Long baseline neutrino oscillations with T2K and DUNE

by Cristovão Vilela (Stony Brook University)

311 (LIP seminar room)


LIP seminar room


The Standard Model of particle physics (SM) is the most well tested model in existence. The only departure from its original formulation to date is the observation of neutrino oscillations, implying finite neutrino masses. The mixing of neutrino flavour and mass states, analogous to that of the quarks, provides an additional CP-violating phase (delta-CP) to the SM which is accessible through long baseline neutrino oscillations. The Tokai-to-Kamioka (T2K) experiment, located in Japan, samples a neutrino beam generated at the J-PARC proton accelerator close to the production point with a complex of near detectors and far away from it with the Super-Kamiokande detector.
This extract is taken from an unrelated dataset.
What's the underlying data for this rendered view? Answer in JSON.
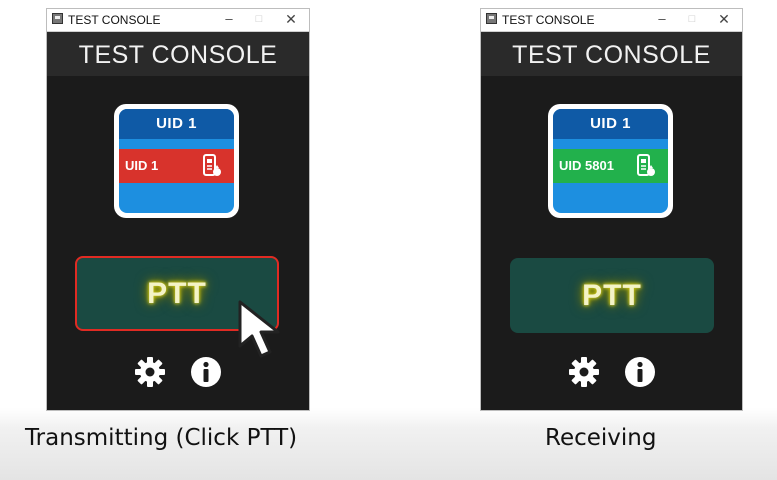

The observation of electron neutrino appearance in a muon neutrino beam by T2K has paved the way to CP violation studies in long baseline experiments. The Deep Underground Neutrino Experiment (DUNE) is a next-generation neutrino experiment located in the US that uses novel liquid argon time projection chamber technology and has as one of its primary goals the determination of delta-CP using an intense neutrino beam produced at Fermilab. In this seminar I will report the latest neutrino oscillation results from T2K and discuss the prospects for the precise measurement of neutrino mixing parameters with DUNE.